WHAT IS REQUIRED> The word "title" marks the lines to report; pull each of them from the listing.

= Beginning of Section =

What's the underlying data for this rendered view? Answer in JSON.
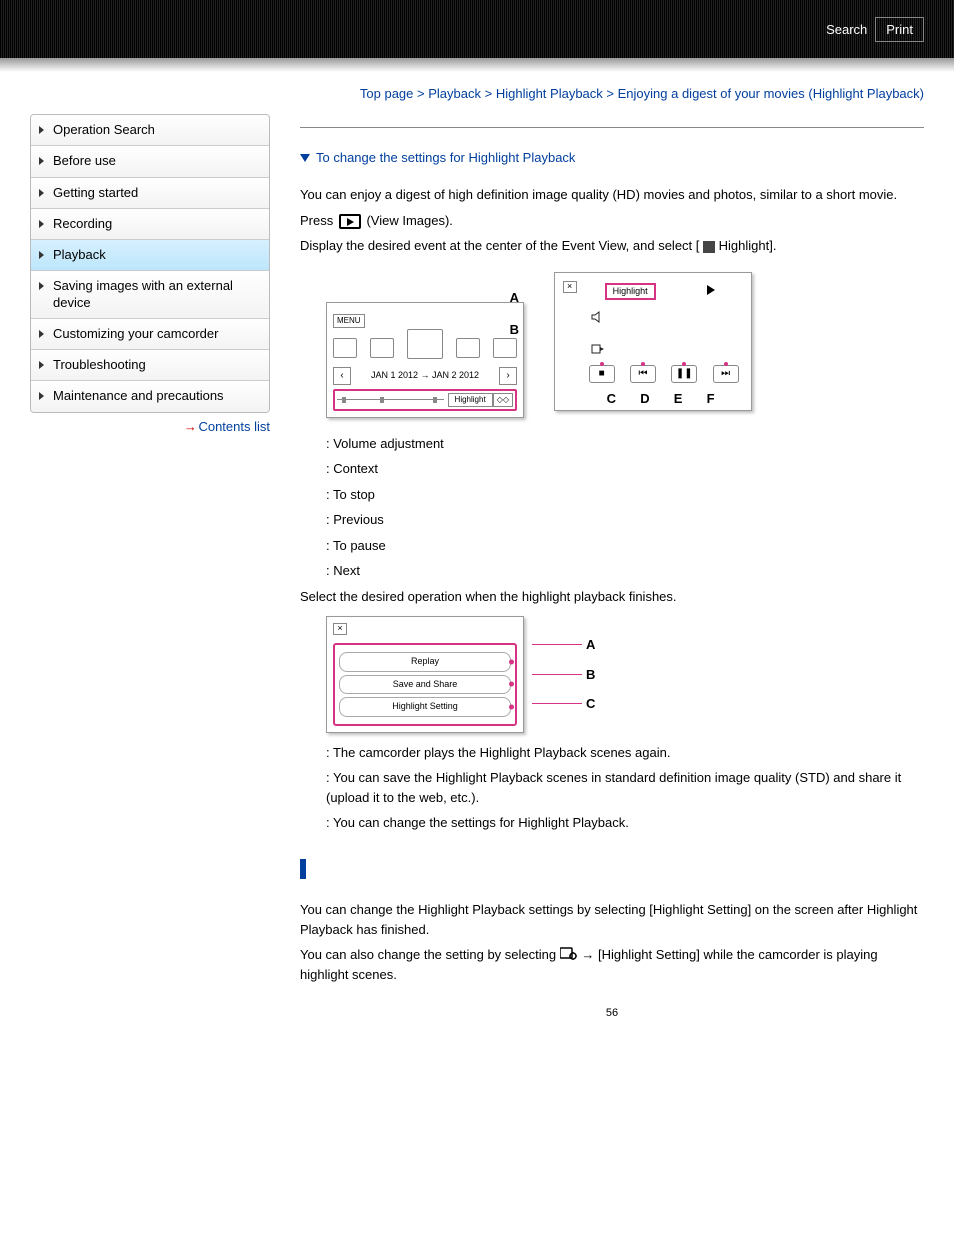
{
  "header": {
    "search": "Search",
    "print": "Print"
  },
  "sidebar": {
    "items": [
      {
        "label": "Operation Search"
      },
      {
        "label": "Before use"
      },
      {
        "label": "Getting started"
      },
      {
        "label": "Recording"
      },
      {
        "label": "Playback",
        "active": true
      },
      {
        "label": "Saving images with an external device"
      },
      {
        "label": "Customizing your camcorder"
      },
      {
        "label": "Troubleshooting"
      },
      {
        "label": "Maintenance and precautions"
      }
    ],
    "contents_link": "Contents list"
  },
  "breadcrumbs": {
    "items": [
      "Top page",
      "Playback",
      "Highlight Playback",
      "Enjoying a digest of your movies (Highlight Playback)"
    ],
    "sep": ">"
  },
  "toc": {
    "link1": "To change the settings for Highlight Playback"
  },
  "body": {
    "intro": "You can enjoy a digest of high definition image quality (HD) movies and photos, similar to a short movie.",
    "step1_a": "Press ",
    "step1_b": " (View Images).",
    "step2_a": "Display the desired event at the center of the Event View, and select [",
    "step2_b": "Highlight].",
    "fig_event": {
      "menu": "MENU",
      "date": "JAN 1 2012 → JAN 2 2012",
      "highlight": "Highlight"
    },
    "fig_play": {
      "highlight": "Highlight",
      "labels_left": [
        "A",
        "B"
      ],
      "labels_bottom": [
        "C",
        "D",
        "E",
        "F"
      ]
    },
    "list1": [
      ": Volume adjustment",
      ": Context",
      ": To stop",
      ": Previous",
      ": To pause",
      ": Next"
    ],
    "step3": "Select the desired operation when the highlight playback finishes.",
    "fig_menu": {
      "rows": [
        "Replay",
        "Save and Share",
        "Highlight Setting"
      ],
      "labels": [
        "A",
        "B",
        "C"
      ]
    },
    "list2": [
      ": The camcorder plays the Highlight Playback scenes again.",
      ": You can save the Highlight Playback scenes in standard definition image quality (STD) and share it (upload it to the web, etc.).",
      ": You can change the settings for Highlight Playback."
    ],
    "sec2_p1": "You can change the Highlight Playback settings by selecting [Highlight Setting] on the screen after Highlight Playback has finished.",
    "sec2_p2_a": "You can also change the setting by selecting ",
    "sec2_p2_b": " [Highlight Setting] while the camcorder is playing highlight scenes."
  },
  "pagenum": "56"
}
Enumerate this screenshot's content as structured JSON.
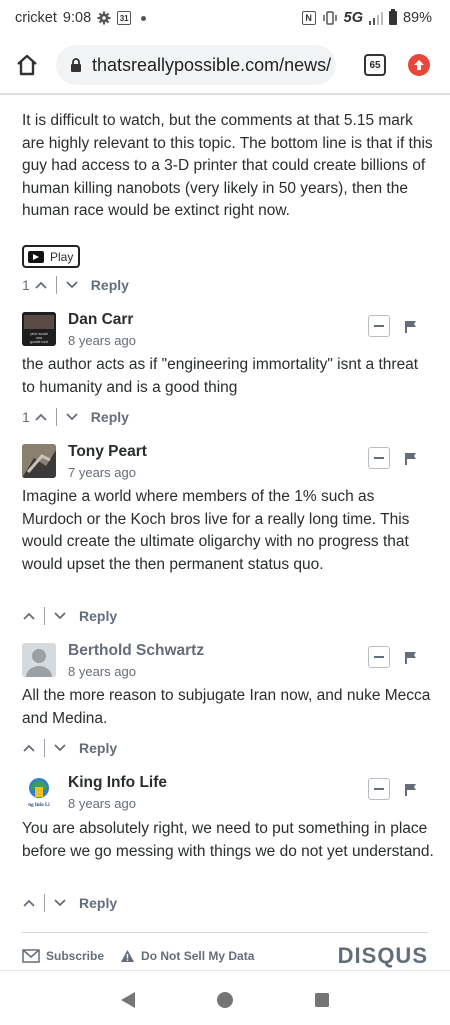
{
  "status_bar": {
    "carrier": "cricket",
    "time": "9:08",
    "calendar_day": "31",
    "network": "5G",
    "battery": "89%"
  },
  "browser": {
    "url": "thatsreallypossible.com/news/",
    "tab_count": "65"
  },
  "first_comment": {
    "text": "It is difficult to watch, but the comments at that 5.15 mark are highly relevant to this topic. The bottom line is that if this guy had access to a 3-D printer that could create billions of human killing nanobots (very likely in 50 years), then the human race would be extinct right now.",
    "play_label": "Play",
    "votes": "1",
    "reply_label": "Reply"
  },
  "comments": [
    {
      "author": "Dan Carr",
      "time": "8 years ago",
      "avatar_text": "prior would\nnow\ngoodie cool",
      "text": "the author acts as if \"engineering immortality\" isnt a threat to humanity and is a good thing",
      "votes": "1",
      "reply_label": "Reply"
    },
    {
      "author": "Tony Peart",
      "time": "7 years ago",
      "text": "Imagine a world where members of the 1% such as Murdoch or the Koch bros live for a really long time. This would create the ultimate oligarchy with no progress that would upset the then permanent status quo.",
      "votes": "",
      "reply_label": "Reply"
    },
    {
      "author": "Berthold Schwartz",
      "time": "8 years ago",
      "text": "All the more reason to subjugate Iran now, and nuke Mecca and Medina.",
      "votes": "",
      "reply_label": "Reply"
    },
    {
      "author": "King Info Life",
      "time": "8 years ago",
      "avatar_text": "ng Info Li",
      "text": "You are absolutely right, we need to put something in place before we go messing with things we do not yet understand.",
      "votes": "",
      "reply_label": "Reply"
    }
  ],
  "footer": {
    "subscribe_label": "Subscribe",
    "do_not_sell_label": "Do Not Sell My Data",
    "brand": "DISQUS"
  },
  "colors": {
    "accent_red": "#e8483b",
    "meta_gray": "#656c7a",
    "text_dark": "#2a2e2e"
  }
}
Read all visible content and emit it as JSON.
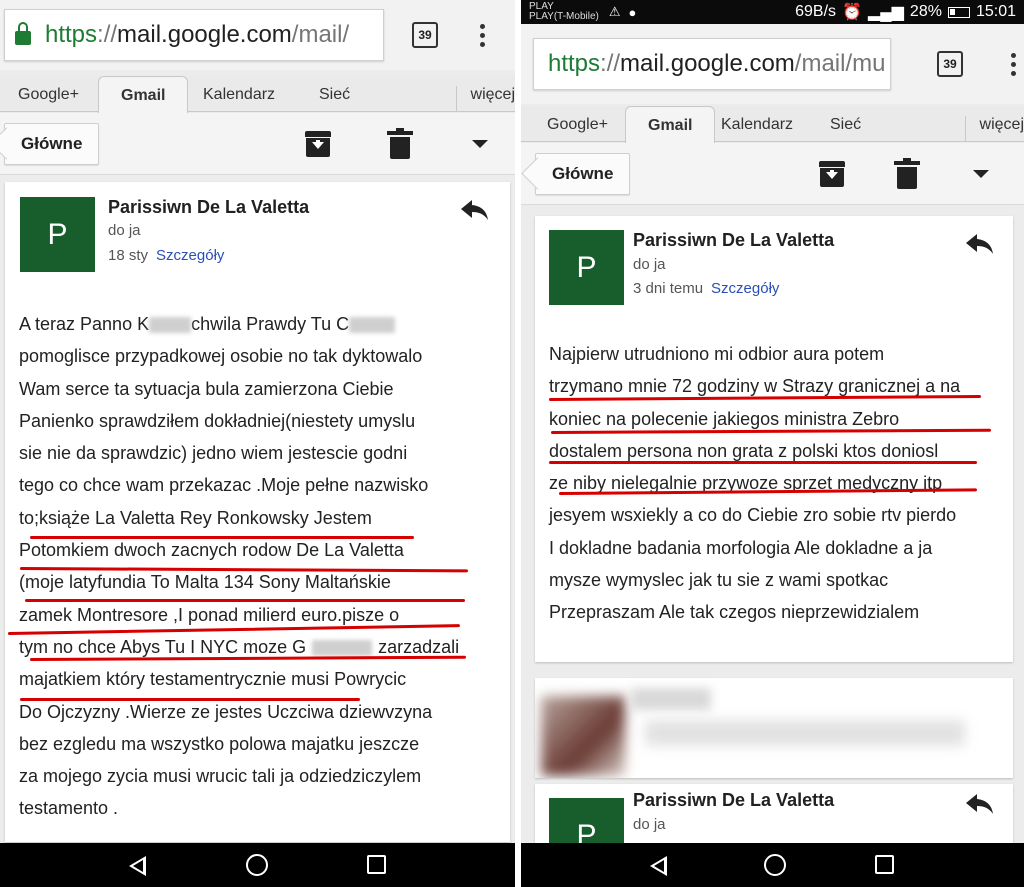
{
  "status_bar": {
    "carrier_top": "PLAY",
    "carrier": "PLAY(T-Mobile)",
    "speed": "69B/s",
    "battery": "28%",
    "time": "15:01"
  },
  "left": {
    "url": {
      "scheme": "https",
      "sep": "://",
      "host": "mail.google.com",
      "path": "/mail/"
    },
    "tab_count": "39",
    "google_bar": {
      "items": [
        "Google+",
        "Gmail",
        "Kalendarz",
        "Sieć"
      ],
      "more": "więcej"
    },
    "toolbar": {
      "back_label": "Główne"
    },
    "message": {
      "avatar_letter": "P",
      "sender": "Parissiwn De La Valetta",
      "to": "do ja",
      "date": "18 sty",
      "details": "Szczegóły",
      "lines": [
        [
          "A teraz Panno K",
          "chwila Prawdy Tu C"
        ],
        [
          "pomoglisce przypadkowej osobie no tak dyktowalo"
        ],
        [
          "Wam serce ta sytuacja bula zamierzona Ciebie"
        ],
        [
          "Panienko sprawdziłem dokładniej(niestety umyslu"
        ],
        [
          "sie nie da sprawdzic) jedno wiem jestescie godni"
        ],
        [
          "tego co chce wam przekazac .Moje pełne nazwisko"
        ],
        [
          "to;książe La Valetta Rey Ronkowsky Jestem"
        ],
        [
          "Potomkiem dwoch zacnych rodow De La Valetta"
        ],
        [
          "(moje latyfundia To Malta 134 Sony Maltańskie"
        ],
        [
          "zamek Montresore ,I ponad milierd euro.pisze o"
        ],
        [
          "tym no chce Abys Tu I NYC moze G",
          "zarzadzali"
        ],
        [
          "majatkiem który testamentrycznie musi Powrycic"
        ],
        [
          "Do Ojczyzny .Wierze ze jestes Uczciwa dziewvzyna"
        ],
        [
          "bez ezgledu ma wszystko polowa majatku jeszcze"
        ],
        [
          "za mojego zycia musi wrucic tali ja odziedziczylem"
        ],
        [
          "testamento ."
        ]
      ]
    }
  },
  "right": {
    "url": {
      "scheme": "https",
      "sep": "://",
      "host": "mail.google.com",
      "path": "/mail/mu"
    },
    "tab_count": "39",
    "google_bar": {
      "items": [
        "Google+",
        "Gmail",
        "Kalendarz",
        "Sieć"
      ],
      "more": "więcej"
    },
    "toolbar": {
      "back_label": "Główne"
    },
    "message": {
      "avatar_letter": "P",
      "sender": "Parissiwn De La Valetta",
      "to": "do ja",
      "date": "3 dni temu",
      "details": "Szczegóły",
      "lines": [
        "Najpierw utrudniono mi odbior aura potem",
        "trzymano mnie 72 godziny w Strazy granicznej a na",
        "koniec na polecenie jakiegos ministra Zebro",
        "dostalem persona non grata z polski ktos doniosl",
        "ze niby nielegalnie przywoze sprzet medyczny itp",
        "jesyem wsxiekly a co do Ciebie zro sobie rtv pierdo",
        "I dokladne badania morfologia Ale dokladne a ja",
        "mysze wymyslec jak tu sie z wami spotkac",
        "Przepraszam Ale tak czegos nieprzewidzialem"
      ]
    },
    "second_message": {
      "avatar_letter": "P",
      "sender": "Parissiwn De La Valetta",
      "to": "do ja"
    }
  },
  "colors": {
    "avatar": "#175e2c",
    "secure_green": "#1e7b34",
    "details_link": "#2a4fb8",
    "underline_red": "#d60000"
  }
}
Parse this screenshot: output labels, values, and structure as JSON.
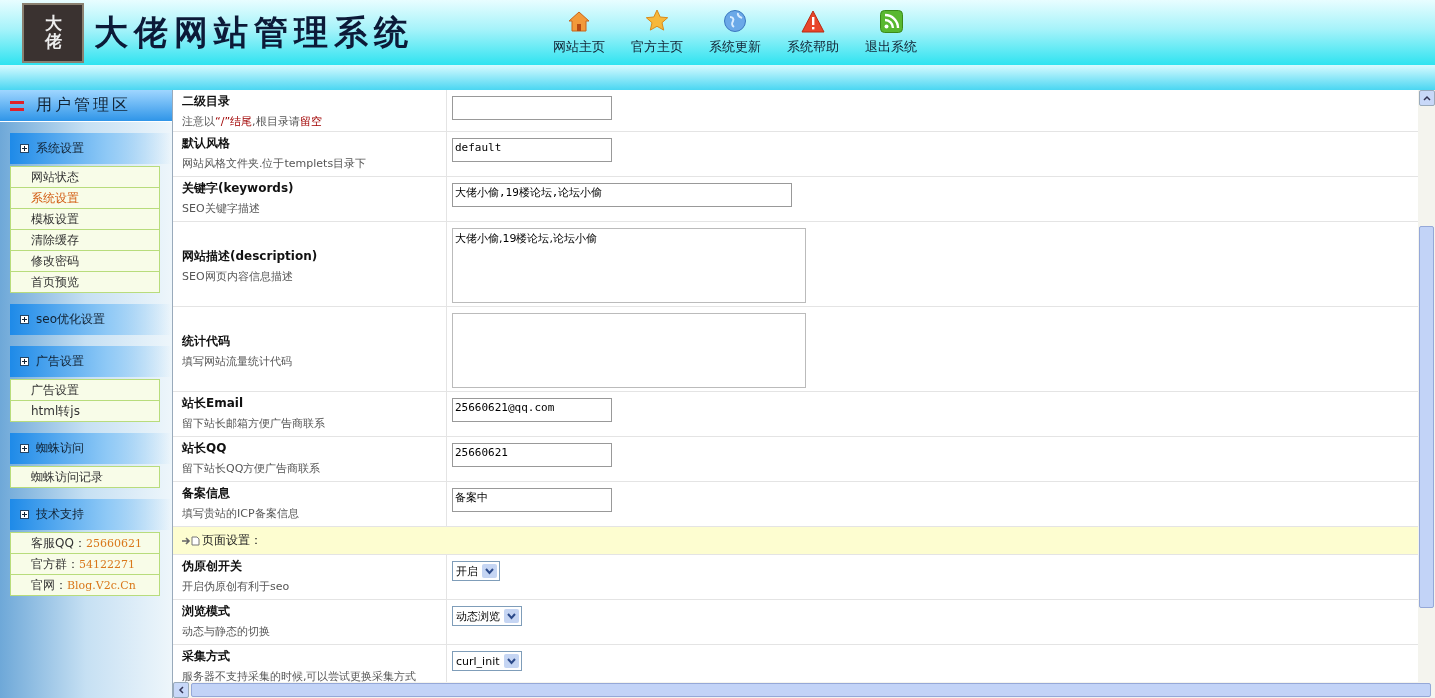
{
  "header": {
    "logo_text": "大佬",
    "title": "大佬网站管理系统",
    "nav": [
      {
        "label": "网站主页"
      },
      {
        "label": "官方主页"
      },
      {
        "label": "系统更新"
      },
      {
        "label": "系统帮助"
      },
      {
        "label": "退出系统"
      }
    ]
  },
  "sidebar": {
    "title": "用户管理区",
    "groups": [
      {
        "title": "系统设置",
        "items": [
          {
            "label": "网站状态",
            "selected": false
          },
          {
            "label": "系统设置",
            "selected": true
          },
          {
            "label": "模板设置",
            "selected": false
          },
          {
            "label": "清除缓存",
            "selected": false
          },
          {
            "label": "修改密码",
            "selected": false
          },
          {
            "label": "首页预览",
            "selected": false
          }
        ]
      },
      {
        "title": "seo优化设置"
      },
      {
        "title": "广告设置",
        "items": [
          {
            "label": "广告设置",
            "selected": false
          },
          {
            "label": "html转js",
            "selected": false
          }
        ]
      },
      {
        "title": "蜘蛛访问",
        "items": [
          {
            "label": "蜘蛛访问记录",
            "selected": false
          }
        ]
      },
      {
        "title": "技术支持",
        "items": [
          {
            "label": "客服QQ：",
            "value": "25660621",
            "selected": false
          },
          {
            "label": "官方群：",
            "value": "54122271",
            "selected": false
          },
          {
            "label": "官网：",
            "value": "Blog.V2c.Cn",
            "selected": false
          }
        ]
      }
    ]
  },
  "form": [
    {
      "kind": "field",
      "label": "二级目录",
      "hint": "注意以**“/”结尾**,根目录请**留空**",
      "control": {
        "kind": "input"
      }
    },
    {
      "kind": "field",
      "label": "默认风格",
      "hint": "网站风格文件夹.位于templets目录下",
      "control": {
        "kind": "input",
        "value": "default"
      }
    },
    {
      "kind": "field",
      "label": "关键字(keywords)",
      "hint": "SEO关键字描述",
      "control": {
        "kind": "wide-input",
        "value": "大佬小偷,19楼论坛,论坛小偷"
      }
    },
    {
      "kind": "tall",
      "label": "网站描述(description)",
      "hint": "SEO网页内容信息描述",
      "control": {
        "kind": "textarea",
        "value": "大佬小偷,19楼论坛,论坛小偷"
      }
    },
    {
      "kind": "tall",
      "label": "统计代码",
      "hint": "填写网站流量统计代码",
      "control": {
        "kind": "textarea"
      }
    },
    {
      "kind": "field",
      "label": "站长Email",
      "hint": "留下站长邮箱方便广告商联系",
      "control": {
        "kind": "input",
        "value": "25660621@qq.com"
      }
    },
    {
      "kind": "field",
      "label": "站长QQ",
      "hint": "留下站长QQ方便广告商联系",
      "control": {
        "kind": "input",
        "value": "25660621"
      }
    },
    {
      "kind": "field",
      "label": "备案信息",
      "hint": "填写贵站的ICP备案信息",
      "control": {
        "kind": "input",
        "value": "备案中"
      }
    },
    {
      "kind": "section",
      "label": "页面设置："
    },
    {
      "kind": "field",
      "label": "伪原创开关",
      "hint": "开启伪原创有利于seo",
      "control": {
        "kind": "select",
        "value": "开启"
      }
    },
    {
      "kind": "field",
      "label": "浏览模式",
      "hint": "动态与静态的切换",
      "control": {
        "kind": "select",
        "value": "动态浏览"
      }
    },
    {
      "kind": "field",
      "label": "采集方式",
      "hint": "服务器不支持采集的时候,可以尝试更换采集方式",
      "control": {
        "kind": "select",
        "value": "curl_init"
      }
    }
  ]
}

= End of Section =

RESULT>
    "title": "大佬网站管理系统",
    "title": "用户管理区",
        "title": "系统设置",
        "title": "seo优化设置"
        "title": "广告设置",
        "title": "蜘蛛访问",
        "title": "技术支持",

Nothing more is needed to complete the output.